• _Exercise brief_: Gather every line below where "created" appears.

(Data extracted from a collection)
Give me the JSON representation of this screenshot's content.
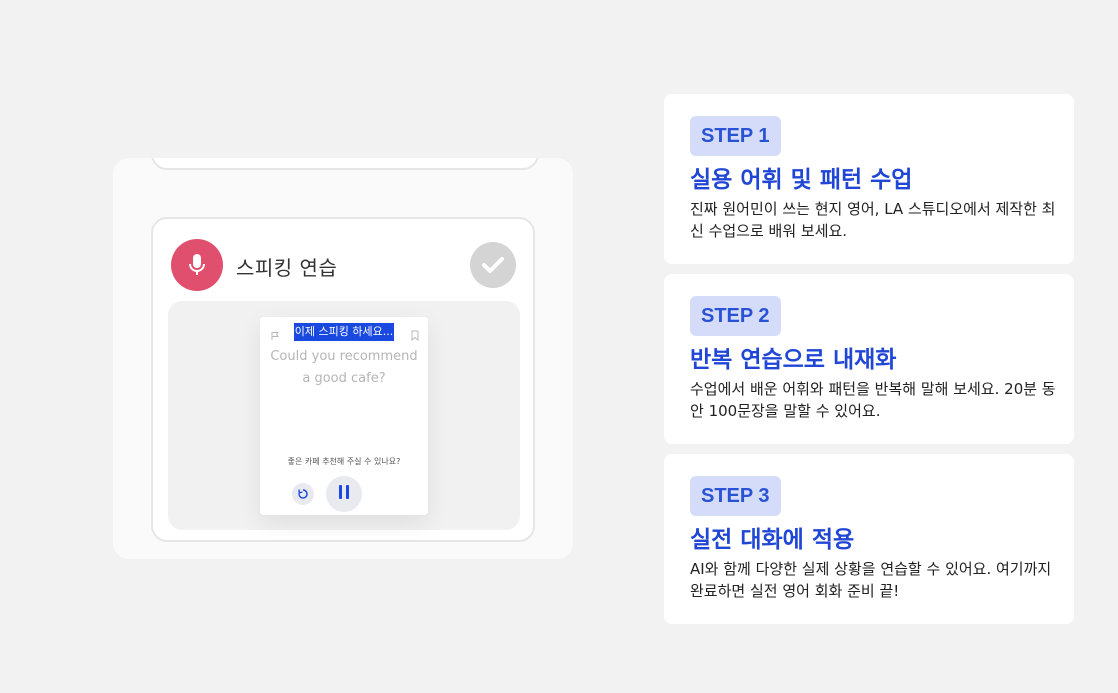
{
  "left": {
    "speaking_title": "스피킹 연습",
    "prompt_badge": "이제 스피킹 하세요...",
    "sentence": "Could you recommend a good cafe?",
    "translation": "좋은 카페 추천해 주실 수 있나요?",
    "mic_color": "#e0506e",
    "icons": [
      "mic-icon",
      "check-icon",
      "flag-icon",
      "bookmark-icon",
      "replay-icon",
      "pause-icon"
    ]
  },
  "steps": [
    {
      "badge": "STEP 1",
      "title": "실용 어휘 및 패턴 수업",
      "desc": "진짜 원어민이 쓰는 현지 영어, LA 스튜디오에서 제작한 최신 수업으로 배워 보세요."
    },
    {
      "badge": "STEP 2",
      "title": "반복 연습으로 내재화",
      "desc": "수업에서 배운 어휘와 패턴을 반복해 말해 보세요. 20분 동안 100문장을 말할 수 있어요."
    },
    {
      "badge": "STEP 3",
      "title": "실전 대화에 적용",
      "desc": "AI와 함께 다양한 실제 상황을 연습할 수 있어요. 여기까지 완료하면 실전 영어 회화 준비 끝!"
    }
  ],
  "colors": {
    "accent": "#2046d6",
    "badge_bg": "#d4dcfa",
    "prompt_bg": "#1a49e0"
  }
}
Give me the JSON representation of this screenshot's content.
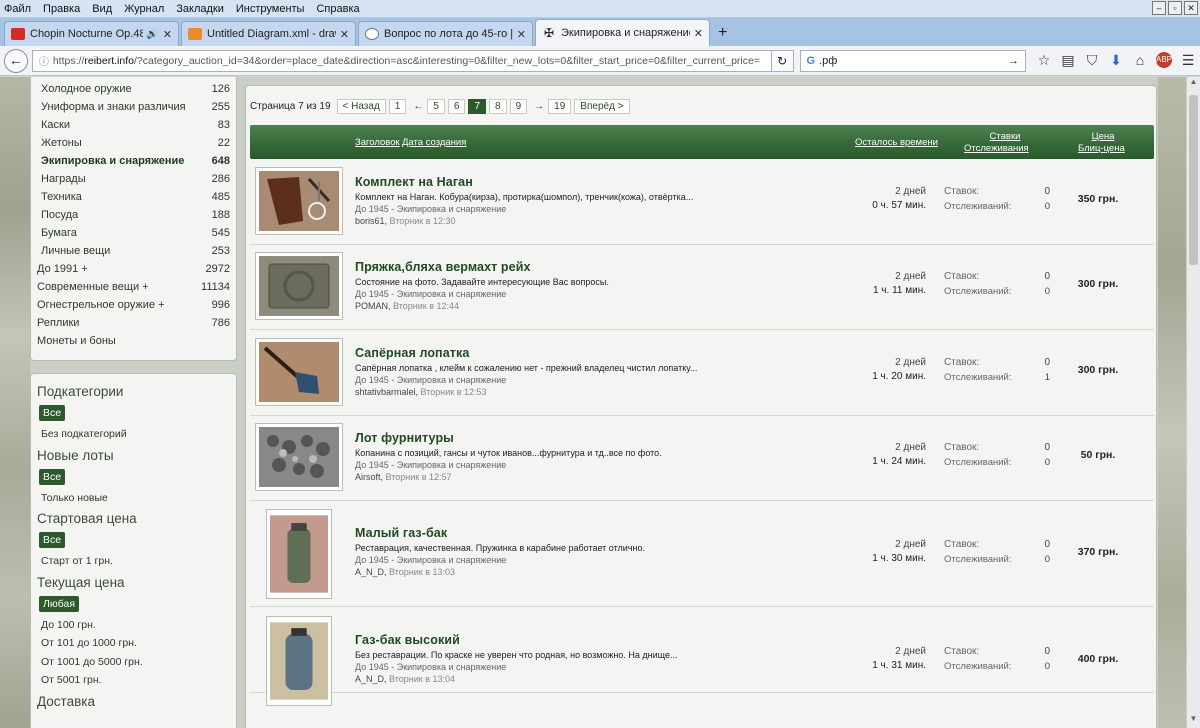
{
  "menu": [
    "Файл",
    "Правка",
    "Вид",
    "Журнал",
    "Закладки",
    "Инструменты",
    "Справка"
  ],
  "tabs": [
    {
      "label": "Chopin Nocturne Op.48 N...",
      "favicon_color": "#d62b1f",
      "audio": true
    },
    {
      "label": "Untitled Diagram.xml - draw.io",
      "favicon_color": "#f08a24",
      "audio": false
    },
    {
      "label": "Вопрос по лота до 45-го | R...",
      "favicon_color": "#777777",
      "audio": false
    },
    {
      "label": "Экипировка и снаряжение |...",
      "favicon_color": "#333333",
      "audio": false
    }
  ],
  "address": {
    "prefix": "https://",
    "host": "reibert.info",
    "path": "/?category_auction_id=34&order=place_date&direction=asc&interesting=0&filter_new_lots=0&filter_start_price=0&filter_current_price=",
    "search_text": ".рф"
  },
  "categories": [
    {
      "name": "Холодное оружие",
      "count": "126",
      "sub": true
    },
    {
      "name": "Униформа и знаки различия",
      "count": "255",
      "sub": true
    },
    {
      "name": "Каски",
      "count": "83",
      "sub": true
    },
    {
      "name": "Жетоны",
      "count": "22",
      "sub": true
    },
    {
      "name": "Экипировка и снаряжение",
      "count": "648",
      "sub": true,
      "active": true
    },
    {
      "name": "Награды",
      "count": "286",
      "sub": true
    },
    {
      "name": "Техника",
      "count": "485",
      "sub": true
    },
    {
      "name": "Посуда",
      "count": "188",
      "sub": true
    },
    {
      "name": "Бумага",
      "count": "545",
      "sub": true
    },
    {
      "name": "Личные вещи",
      "count": "253",
      "sub": true
    },
    {
      "name": "До 1991 +",
      "count": "2972",
      "sub": false
    },
    {
      "name": "Современные вещи +",
      "count": "11134",
      "sub": false
    },
    {
      "name": "Огнестрельное оружие +",
      "count": "996",
      "sub": false
    },
    {
      "name": "Реплики",
      "count": "786",
      "sub": false
    },
    {
      "name": "Монеты и боны",
      "count": "",
      "sub": false
    }
  ],
  "filters": {
    "subcat": {
      "title": "Подкатегории",
      "selected": "Все",
      "option": "Без подкатегорий"
    },
    "newlots": {
      "title": "Новые лоты",
      "selected": "Все",
      "option": "Только новые"
    },
    "start": {
      "title": "Стартовая цена",
      "selected": "Все",
      "option": "Старт от 1 грн."
    },
    "current": {
      "title": "Текущая цена",
      "selected": "Любая",
      "options": [
        "До 100 грн.",
        "От 101 до 1000 грн.",
        "От 1001 до 5000 грн.",
        "От 5001 грн."
      ]
    },
    "delivery": {
      "title": "Доставка"
    }
  },
  "pager": {
    "label": "Страница 7 из 19",
    "prev": "< Назад",
    "next": "Вперёд >",
    "pages": [
      "1",
      "←",
      "5",
      "6",
      "7",
      "8",
      "9",
      "→",
      "19"
    ],
    "current": "7"
  },
  "table_head": {
    "title": "Заголовок",
    "date": "Дата создания",
    "time": "Осталось времени",
    "bids": "Ставки",
    "watch": "Отслеживания",
    "price": "Цена",
    "blitz": "Блиц-цена"
  },
  "labels": {
    "bids": "Ставок:",
    "watch": "Отслеживаний:"
  },
  "lots": [
    {
      "title": "Комплект на Наган",
      "desc": "Комплект на Наган. Кобура(кирза), протирка(шомпол), тренчик(кожа), отвёртка...",
      "cat": "До 1945 - Экипировка и снаряжение",
      "user": "boris61",
      "when": "Вторник в 12:30",
      "time1": "2 дней",
      "time2": "0 ч. 57 мин.",
      "bids": "0",
      "watch": "0",
      "price": "350 грн.",
      "thumb": "holster"
    },
    {
      "title": "Пряжка,бляха вермахт рейх",
      "desc": "Состояние на фото. Задавайте интересующие Вас вопросы.",
      "cat": "До 1945 - Экипировка и снаряжение",
      "user": "POMAN",
      "when": "Вторник в 12:44",
      "time1": "2 дней",
      "time2": "1 ч. 11 мин.",
      "bids": "0",
      "watch": "0",
      "price": "300 грн.",
      "thumb": "buckle"
    },
    {
      "title": "Сапёрная лопатка",
      "desc": "Сапёрная лопатка , клейм к сожалению нет - прежний владелец чистил лопатку...",
      "cat": "До 1945 - Экипировка и снаряжение",
      "user": "shtativbarmalei",
      "when": "Вторник в 12:53",
      "time1": "2 дней",
      "time2": "1 ч. 20 мин.",
      "bids": "0",
      "watch": "1",
      "price": "300 грн.",
      "thumb": "shovel"
    },
    {
      "title": "Лот фурнитуры",
      "desc": "Копанина с позиций, гансы и чуток иванов...фурнитура и тд..все по фото.",
      "cat": "До 1945 - Экипировка и снаряжение",
      "user": "Airsoft",
      "when": "Вторник в 12:57",
      "time1": "2 дней",
      "time2": "1 ч. 24 мин.",
      "bids": "0",
      "watch": "0",
      "price": "50 грн.",
      "thumb": "parts"
    },
    {
      "title": "Малый газ-бак",
      "desc": "Реставрация, качественная. Пружинка в карабине работает отлично.",
      "cat": "До 1945 - Экипировка и снаряжение",
      "user": "A_N_D",
      "when": "Вторник в 13:03",
      "time1": "2 дней",
      "time2": "1 ч. 30 мин.",
      "bids": "0",
      "watch": "0",
      "price": "370 грн.",
      "thumb": "gascan"
    },
    {
      "title": "Газ-бак высокий",
      "desc": "Без реставрации. По краске не уверен что родная, но возможно. На днище...",
      "cat": "До 1945 - Экипировка и снаряжение",
      "user": "A_N_D",
      "when": "Вторник в 13:04",
      "time1": "2 дней",
      "time2": "1 ч. 31 мин.",
      "bids": "0",
      "watch": "0",
      "price": "400 грн.",
      "thumb": "gascan2"
    }
  ]
}
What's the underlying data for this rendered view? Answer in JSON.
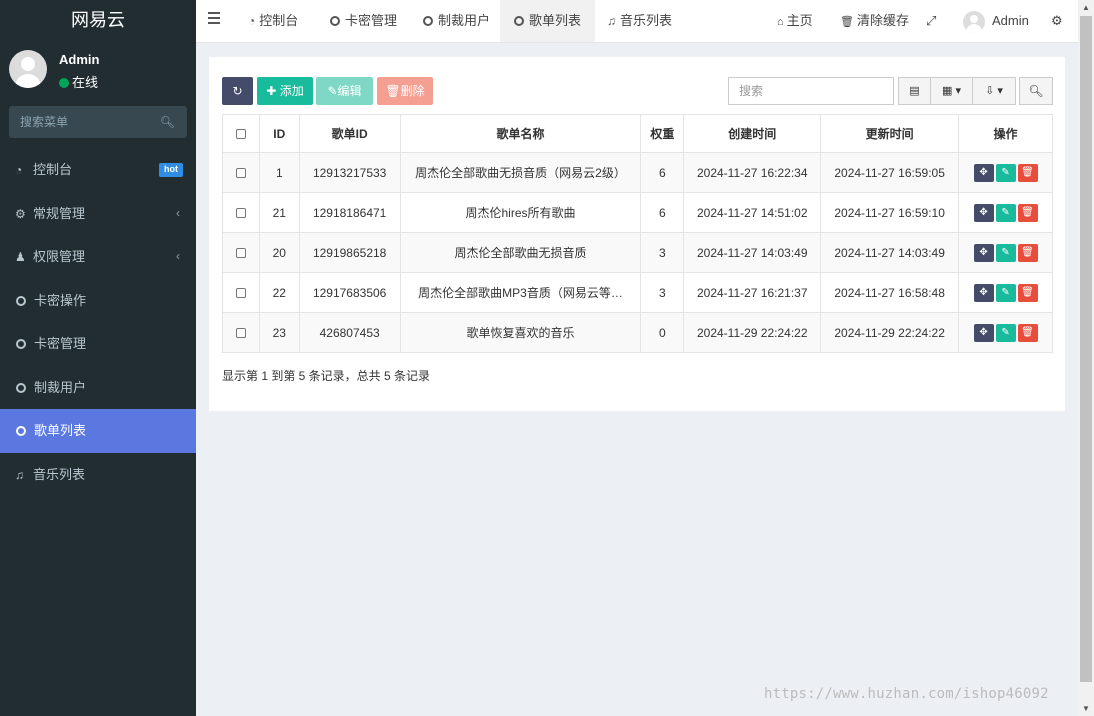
{
  "app": {
    "brand": "网易云"
  },
  "user": {
    "name": "Admin",
    "status": "在线"
  },
  "sidebar": {
    "search_placeholder": "搜索菜单",
    "items": [
      {
        "label": "控制台",
        "icon": "dashboard-icon",
        "badge": "hot"
      },
      {
        "label": "常规管理",
        "icon": "cogs-icon",
        "chevron": "‹"
      },
      {
        "label": "权限管理",
        "icon": "users-icon",
        "chevron": "‹"
      },
      {
        "label": "卡密操作",
        "icon": "circle-icon"
      },
      {
        "label": "卡密管理",
        "icon": "circle-icon"
      },
      {
        "label": "制裁用户",
        "icon": "circle-icon"
      },
      {
        "label": "歌单列表",
        "icon": "circle-icon",
        "active": true
      },
      {
        "label": "音乐列表",
        "icon": "music-icon"
      }
    ]
  },
  "topbar": {
    "tabs": [
      {
        "label": "控制台",
        "icon": "dashboard-icon"
      },
      {
        "label": "卡密管理",
        "icon": "circle-icon"
      },
      {
        "label": "制裁用户",
        "icon": "circle-icon"
      },
      {
        "label": "歌单列表",
        "icon": "circle-icon",
        "active": true
      },
      {
        "label": "音乐列表",
        "icon": "music-icon"
      }
    ],
    "home_label": "主页",
    "clear_cache_label": "清除缓存",
    "user_name": "Admin"
  },
  "toolbar": {
    "add_label": "添加",
    "edit_label": "编辑",
    "delete_label": "删除",
    "search_placeholder": "搜索"
  },
  "table": {
    "columns": [
      "ID",
      "歌单ID",
      "歌单名称",
      "权重",
      "创建时间",
      "更新时间",
      "操作"
    ],
    "rows": [
      {
        "id": "1",
        "playlist_id": "12913217533",
        "name": "周杰伦全部歌曲无损音质（网易云2级）",
        "weight": "6",
        "created": "2024-11-27 16:22:34",
        "updated": "2024-11-27 16:59:05"
      },
      {
        "id": "21",
        "playlist_id": "12918186471",
        "name": "周杰伦hires所有歌曲",
        "weight": "6",
        "created": "2024-11-27 14:51:02",
        "updated": "2024-11-27 16:59:10"
      },
      {
        "id": "20",
        "playlist_id": "12919865218",
        "name": "周杰伦全部歌曲无损音质",
        "weight": "3",
        "created": "2024-11-27 14:03:49",
        "updated": "2024-11-27 14:03:49"
      },
      {
        "id": "22",
        "playlist_id": "12917683506",
        "name": "周杰伦全部歌曲MP3音质（网易云等…",
        "weight": "3",
        "created": "2024-11-27 16:21:37",
        "updated": "2024-11-27 16:58:48"
      },
      {
        "id": "23",
        "playlist_id": "426807453",
        "name": "歌单恢复喜欢的音乐",
        "weight": "0",
        "created": "2024-11-29 22:24:22",
        "updated": "2024-11-29 22:24:22"
      }
    ]
  },
  "pagination": {
    "summary": "显示第 1 到第 5 条记录，总共 5 条记录"
  },
  "watermark": "https://www.huzhan.com/ishop46092"
}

• _Expected answer_:
        "created": "2024-11-27 16:22:34",
        "created": "2024-11-27 14:51:02",
        "created": "2024-11-27 14:03:49",
        "created": "2024-11-27 16:21:37",
        "created": "2024-11-29 22:24:22",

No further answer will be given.